To complete this task, print all the data below exactly but leave out the images.

** Data in this exercise **

== Segment start ==

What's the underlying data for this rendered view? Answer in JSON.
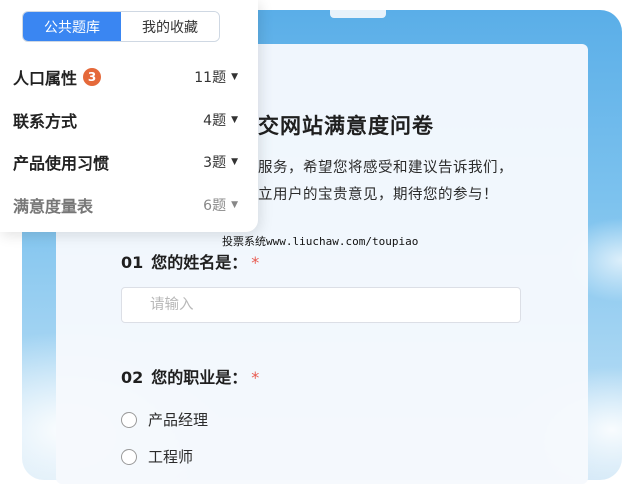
{
  "sidebar": {
    "tabs": [
      {
        "label": "公共题库",
        "active": true
      },
      {
        "label": "我的收藏",
        "active": false
      }
    ],
    "categories": [
      {
        "name": "人口属性",
        "badge": "3",
        "count": "11题"
      },
      {
        "name": "联系方式",
        "count": "4题"
      },
      {
        "name": "产品使用习惯",
        "count": "3题"
      },
      {
        "name": "满意度量表",
        "count": "6题"
      }
    ],
    "caret": "▼"
  },
  "form": {
    "title": "交网站满意度问卷",
    "desc_line1": "服务，希望您将感受和建议告诉我们，",
    "desc_line2": "立用户的宝贵意见，期待您的参与！",
    "watermark": "投票系统www.liuchaw.com/toupiao",
    "questions": [
      {
        "num": "01",
        "label": "您的姓名是：",
        "required_mark": "*",
        "placeholder": "请输入"
      },
      {
        "num": "02",
        "label": "您的职业是：",
        "required_mark": "*",
        "options": [
          "产品经理",
          "工程师"
        ]
      }
    ]
  },
  "colors": {
    "accent": "#3a86f2",
    "badge": "#e5693a",
    "required": "#e85a4f"
  }
}
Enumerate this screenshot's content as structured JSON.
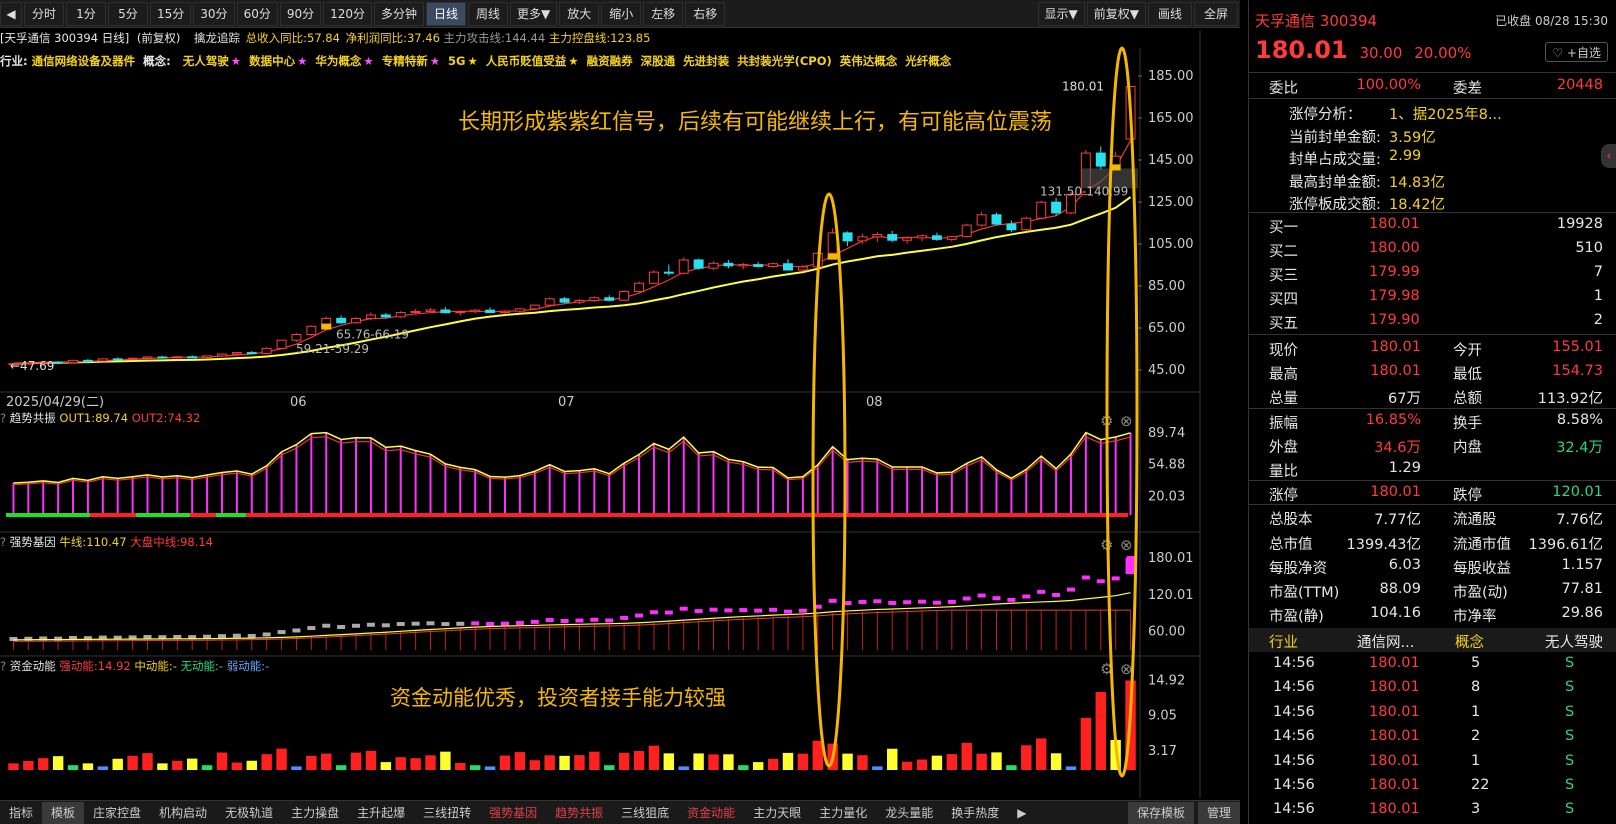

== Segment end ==

** Completed exercise **
What's the underlying data for this rendered view? Answer in JSON.
{
  "sidebar": {
    "tabs": [
      {
        "label": "公共题库",
        "active": true
      },
      {
        "label": "我的收藏",
        "active": false
      }
    ],
    "categories": [
      {
        "name": "人口属性",
        "badge": "3",
        "count": "11题"
      },
      {
        "name": "联系方式",
        "count": "4题"
      },
      {
        "name": "产品使用习惯",
        "count": "3题"
      },
      {
        "name": "满意度量表",
        "count": "6题"
      }
    ],
    "caret": "▼"
  },
  "form": {
    "title": "交网站满意度问卷",
    "desc_line1": "服务，希望您将感受和建议告诉我们，",
    "desc_line2": "立用户的宝贵意见，期待您的参与！",
    "watermark": "投票系统www.liuchaw.com/toupiao",
    "questions": [
      {
        "num": "01",
        "label": "您的姓名是：",
        "required_mark": "*",
        "placeholder": "请输入"
      },
      {
        "num": "02",
        "label": "您的职业是：",
        "required_mark": "*",
        "options": [
          "产品经理",
          "工程师"
        ]
      }
    ]
  },
  "colors": {
    "accent": "#3a86f2",
    "badge": "#e5693a",
    "required": "#e85a4f"
  }
}
Enumerate this screenshot's content as structured JSON.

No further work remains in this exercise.